◆ WHAT TO PRODUCE ◆
Scan the records for the string "TradingView" and copy every line that holds it.

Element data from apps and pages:
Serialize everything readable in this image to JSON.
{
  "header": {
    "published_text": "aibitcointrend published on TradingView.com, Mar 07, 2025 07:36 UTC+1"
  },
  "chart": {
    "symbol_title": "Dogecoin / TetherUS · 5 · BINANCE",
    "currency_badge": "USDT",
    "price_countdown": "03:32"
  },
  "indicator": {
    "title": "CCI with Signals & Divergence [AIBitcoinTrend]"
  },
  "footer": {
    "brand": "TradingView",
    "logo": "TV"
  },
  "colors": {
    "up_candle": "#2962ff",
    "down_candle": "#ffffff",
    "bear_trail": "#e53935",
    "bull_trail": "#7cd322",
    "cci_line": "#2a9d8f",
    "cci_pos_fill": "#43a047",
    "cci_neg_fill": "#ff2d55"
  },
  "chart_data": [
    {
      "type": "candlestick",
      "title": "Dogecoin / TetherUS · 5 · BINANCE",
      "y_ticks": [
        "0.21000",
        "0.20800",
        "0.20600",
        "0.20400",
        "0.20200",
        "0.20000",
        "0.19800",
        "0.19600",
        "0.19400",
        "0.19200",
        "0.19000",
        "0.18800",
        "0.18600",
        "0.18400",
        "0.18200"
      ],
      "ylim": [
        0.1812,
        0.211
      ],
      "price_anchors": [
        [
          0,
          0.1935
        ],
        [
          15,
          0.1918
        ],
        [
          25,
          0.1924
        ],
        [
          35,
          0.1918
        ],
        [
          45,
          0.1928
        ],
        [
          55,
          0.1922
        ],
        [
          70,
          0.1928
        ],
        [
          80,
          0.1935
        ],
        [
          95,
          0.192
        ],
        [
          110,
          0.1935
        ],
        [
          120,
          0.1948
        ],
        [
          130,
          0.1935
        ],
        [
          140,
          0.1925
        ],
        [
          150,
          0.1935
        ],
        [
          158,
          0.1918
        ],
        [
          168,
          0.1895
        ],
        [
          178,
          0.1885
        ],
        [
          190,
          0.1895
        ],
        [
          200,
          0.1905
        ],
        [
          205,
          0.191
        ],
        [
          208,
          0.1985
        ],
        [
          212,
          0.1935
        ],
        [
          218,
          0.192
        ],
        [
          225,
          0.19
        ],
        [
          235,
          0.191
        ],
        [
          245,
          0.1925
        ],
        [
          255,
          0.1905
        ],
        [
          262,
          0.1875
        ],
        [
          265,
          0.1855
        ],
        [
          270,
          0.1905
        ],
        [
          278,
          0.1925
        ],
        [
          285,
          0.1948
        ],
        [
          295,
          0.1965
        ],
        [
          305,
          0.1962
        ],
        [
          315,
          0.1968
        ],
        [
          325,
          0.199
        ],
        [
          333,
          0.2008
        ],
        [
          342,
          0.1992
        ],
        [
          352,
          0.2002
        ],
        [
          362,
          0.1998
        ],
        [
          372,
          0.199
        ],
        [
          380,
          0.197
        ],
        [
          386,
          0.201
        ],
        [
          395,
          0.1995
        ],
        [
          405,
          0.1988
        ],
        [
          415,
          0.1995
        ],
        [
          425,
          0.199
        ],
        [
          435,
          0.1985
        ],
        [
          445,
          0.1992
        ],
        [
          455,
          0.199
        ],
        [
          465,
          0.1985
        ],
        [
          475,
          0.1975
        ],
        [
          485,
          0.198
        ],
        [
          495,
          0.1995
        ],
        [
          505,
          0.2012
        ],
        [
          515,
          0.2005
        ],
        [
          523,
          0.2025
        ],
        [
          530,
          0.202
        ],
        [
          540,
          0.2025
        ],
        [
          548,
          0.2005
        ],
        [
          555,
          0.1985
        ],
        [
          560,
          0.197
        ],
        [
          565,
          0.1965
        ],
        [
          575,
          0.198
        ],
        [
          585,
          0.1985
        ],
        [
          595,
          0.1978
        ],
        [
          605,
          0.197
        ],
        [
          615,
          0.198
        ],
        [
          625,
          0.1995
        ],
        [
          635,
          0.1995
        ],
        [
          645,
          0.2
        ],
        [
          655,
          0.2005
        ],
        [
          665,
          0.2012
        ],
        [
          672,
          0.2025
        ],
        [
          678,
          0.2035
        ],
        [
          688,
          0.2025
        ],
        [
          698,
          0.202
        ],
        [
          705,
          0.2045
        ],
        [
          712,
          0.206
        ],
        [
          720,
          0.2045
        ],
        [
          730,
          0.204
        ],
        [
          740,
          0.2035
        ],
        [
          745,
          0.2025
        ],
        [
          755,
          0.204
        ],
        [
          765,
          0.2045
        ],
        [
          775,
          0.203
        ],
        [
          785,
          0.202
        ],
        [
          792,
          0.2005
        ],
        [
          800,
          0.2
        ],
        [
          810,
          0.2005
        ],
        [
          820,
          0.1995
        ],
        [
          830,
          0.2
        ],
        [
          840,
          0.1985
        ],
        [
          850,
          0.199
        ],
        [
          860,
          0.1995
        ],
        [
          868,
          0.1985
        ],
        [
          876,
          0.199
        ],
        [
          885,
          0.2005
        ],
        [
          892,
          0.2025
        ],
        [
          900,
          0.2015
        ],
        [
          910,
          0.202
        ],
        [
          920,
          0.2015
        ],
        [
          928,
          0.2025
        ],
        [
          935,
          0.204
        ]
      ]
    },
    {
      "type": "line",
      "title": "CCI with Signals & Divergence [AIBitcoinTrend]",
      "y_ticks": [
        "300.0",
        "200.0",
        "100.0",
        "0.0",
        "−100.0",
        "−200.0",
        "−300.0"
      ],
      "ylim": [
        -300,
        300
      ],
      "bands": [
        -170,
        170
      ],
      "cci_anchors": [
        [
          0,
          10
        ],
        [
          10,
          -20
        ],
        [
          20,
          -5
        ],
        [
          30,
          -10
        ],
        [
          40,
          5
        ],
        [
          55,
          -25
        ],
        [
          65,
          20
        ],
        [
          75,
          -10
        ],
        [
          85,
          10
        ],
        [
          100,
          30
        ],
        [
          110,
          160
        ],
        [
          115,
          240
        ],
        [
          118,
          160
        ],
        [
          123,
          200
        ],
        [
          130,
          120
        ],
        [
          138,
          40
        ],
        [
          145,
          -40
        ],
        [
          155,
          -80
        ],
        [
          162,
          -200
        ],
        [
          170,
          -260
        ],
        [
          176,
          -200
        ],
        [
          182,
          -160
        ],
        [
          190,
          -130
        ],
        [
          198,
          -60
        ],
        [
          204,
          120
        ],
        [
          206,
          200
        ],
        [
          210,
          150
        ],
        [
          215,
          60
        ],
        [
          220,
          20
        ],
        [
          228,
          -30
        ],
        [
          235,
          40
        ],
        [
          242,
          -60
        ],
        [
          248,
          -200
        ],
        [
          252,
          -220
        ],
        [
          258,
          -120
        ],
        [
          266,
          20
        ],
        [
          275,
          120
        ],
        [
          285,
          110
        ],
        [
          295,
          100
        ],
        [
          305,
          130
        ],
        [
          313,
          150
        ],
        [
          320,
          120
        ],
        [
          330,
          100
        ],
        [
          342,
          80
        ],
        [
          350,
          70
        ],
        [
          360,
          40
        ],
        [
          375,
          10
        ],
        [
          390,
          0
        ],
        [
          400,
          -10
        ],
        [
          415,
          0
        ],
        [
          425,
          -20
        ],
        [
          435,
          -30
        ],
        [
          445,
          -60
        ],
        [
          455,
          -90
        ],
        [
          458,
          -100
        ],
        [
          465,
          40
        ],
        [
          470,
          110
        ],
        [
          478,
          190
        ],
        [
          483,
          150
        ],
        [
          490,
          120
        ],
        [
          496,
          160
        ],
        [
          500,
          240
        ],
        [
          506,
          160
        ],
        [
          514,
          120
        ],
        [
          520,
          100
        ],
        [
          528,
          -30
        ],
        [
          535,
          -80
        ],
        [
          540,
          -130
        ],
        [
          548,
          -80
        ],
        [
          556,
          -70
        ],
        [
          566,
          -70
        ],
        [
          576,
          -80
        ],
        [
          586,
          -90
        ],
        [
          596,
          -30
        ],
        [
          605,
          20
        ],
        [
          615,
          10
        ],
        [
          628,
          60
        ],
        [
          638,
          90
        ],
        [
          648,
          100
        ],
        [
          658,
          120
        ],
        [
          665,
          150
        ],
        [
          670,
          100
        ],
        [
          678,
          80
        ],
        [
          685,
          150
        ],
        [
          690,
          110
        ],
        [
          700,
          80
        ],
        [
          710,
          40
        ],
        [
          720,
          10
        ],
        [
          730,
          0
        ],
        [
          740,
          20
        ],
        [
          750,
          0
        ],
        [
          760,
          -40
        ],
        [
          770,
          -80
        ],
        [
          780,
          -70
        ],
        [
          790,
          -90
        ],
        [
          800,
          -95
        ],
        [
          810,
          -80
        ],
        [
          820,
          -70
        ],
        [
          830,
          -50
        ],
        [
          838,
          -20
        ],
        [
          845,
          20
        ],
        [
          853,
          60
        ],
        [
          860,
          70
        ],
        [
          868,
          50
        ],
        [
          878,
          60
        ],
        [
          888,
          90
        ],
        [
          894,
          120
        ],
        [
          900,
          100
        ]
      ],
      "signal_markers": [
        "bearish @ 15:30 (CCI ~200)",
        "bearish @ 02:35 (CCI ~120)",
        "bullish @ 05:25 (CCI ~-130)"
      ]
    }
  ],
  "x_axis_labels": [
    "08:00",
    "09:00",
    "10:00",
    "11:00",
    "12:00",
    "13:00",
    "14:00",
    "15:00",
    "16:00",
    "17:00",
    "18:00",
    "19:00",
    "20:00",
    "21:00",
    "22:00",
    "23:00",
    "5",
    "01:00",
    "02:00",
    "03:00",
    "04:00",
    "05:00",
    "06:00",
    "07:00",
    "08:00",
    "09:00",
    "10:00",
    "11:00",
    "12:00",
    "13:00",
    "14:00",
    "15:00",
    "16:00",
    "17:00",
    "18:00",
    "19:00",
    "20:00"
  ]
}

◆ SOLUTION TO THIS PROBLEM ◆
    "published_text": "aibitcointrend published on TradingView.com, Mar 07, 2025 07:36 UTC+1"
    "brand": "TradingView",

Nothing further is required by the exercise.